** Work required **
Every line of the entries below that mentions "saved" is to be copied out.

** Source data **
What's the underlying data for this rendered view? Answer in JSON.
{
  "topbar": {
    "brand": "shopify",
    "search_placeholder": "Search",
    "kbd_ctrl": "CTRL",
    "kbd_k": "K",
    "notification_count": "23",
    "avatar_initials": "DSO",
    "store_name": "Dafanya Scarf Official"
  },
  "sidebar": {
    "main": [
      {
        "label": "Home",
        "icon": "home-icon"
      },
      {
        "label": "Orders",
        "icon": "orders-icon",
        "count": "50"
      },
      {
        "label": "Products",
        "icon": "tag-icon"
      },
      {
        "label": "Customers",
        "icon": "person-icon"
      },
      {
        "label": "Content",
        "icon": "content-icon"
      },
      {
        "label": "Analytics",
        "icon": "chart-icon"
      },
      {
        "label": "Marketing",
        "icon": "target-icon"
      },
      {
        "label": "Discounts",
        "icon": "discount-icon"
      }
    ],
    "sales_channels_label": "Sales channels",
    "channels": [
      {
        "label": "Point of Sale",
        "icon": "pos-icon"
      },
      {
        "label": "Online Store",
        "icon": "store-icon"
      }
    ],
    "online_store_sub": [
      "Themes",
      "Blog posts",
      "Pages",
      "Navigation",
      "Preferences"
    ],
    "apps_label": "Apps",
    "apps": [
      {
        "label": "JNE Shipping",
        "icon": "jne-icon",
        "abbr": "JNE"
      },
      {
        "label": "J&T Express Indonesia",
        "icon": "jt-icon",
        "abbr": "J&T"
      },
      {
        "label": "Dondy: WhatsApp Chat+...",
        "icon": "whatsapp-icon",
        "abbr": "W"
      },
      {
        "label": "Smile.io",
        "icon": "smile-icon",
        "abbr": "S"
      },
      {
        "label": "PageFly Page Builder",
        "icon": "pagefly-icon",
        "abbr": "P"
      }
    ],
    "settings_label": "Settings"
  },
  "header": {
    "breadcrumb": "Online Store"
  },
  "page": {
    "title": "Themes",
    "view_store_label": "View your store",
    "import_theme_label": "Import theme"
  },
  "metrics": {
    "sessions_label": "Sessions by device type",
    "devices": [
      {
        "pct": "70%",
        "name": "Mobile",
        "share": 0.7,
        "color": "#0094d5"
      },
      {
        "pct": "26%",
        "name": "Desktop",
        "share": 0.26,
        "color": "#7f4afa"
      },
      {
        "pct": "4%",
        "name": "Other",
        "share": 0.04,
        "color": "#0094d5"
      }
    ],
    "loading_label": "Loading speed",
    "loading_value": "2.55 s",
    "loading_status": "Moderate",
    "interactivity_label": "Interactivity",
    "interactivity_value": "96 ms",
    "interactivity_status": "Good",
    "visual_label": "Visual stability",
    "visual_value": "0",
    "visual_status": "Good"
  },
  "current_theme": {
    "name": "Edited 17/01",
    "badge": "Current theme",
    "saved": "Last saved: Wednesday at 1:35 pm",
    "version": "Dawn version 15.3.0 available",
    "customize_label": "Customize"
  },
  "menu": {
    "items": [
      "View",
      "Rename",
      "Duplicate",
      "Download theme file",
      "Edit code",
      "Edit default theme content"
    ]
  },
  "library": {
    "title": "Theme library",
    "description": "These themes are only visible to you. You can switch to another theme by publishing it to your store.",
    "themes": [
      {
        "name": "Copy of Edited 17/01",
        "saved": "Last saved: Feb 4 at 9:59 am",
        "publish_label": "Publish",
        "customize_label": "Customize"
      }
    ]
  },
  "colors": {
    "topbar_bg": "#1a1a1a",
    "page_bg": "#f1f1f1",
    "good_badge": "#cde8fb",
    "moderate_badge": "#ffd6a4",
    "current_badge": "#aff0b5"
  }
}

** Exercise result **
    "saved": "Last saved: Wednesday at 1:35 pm",
        "saved": "Last saved: Feb 4 at 9:59 am",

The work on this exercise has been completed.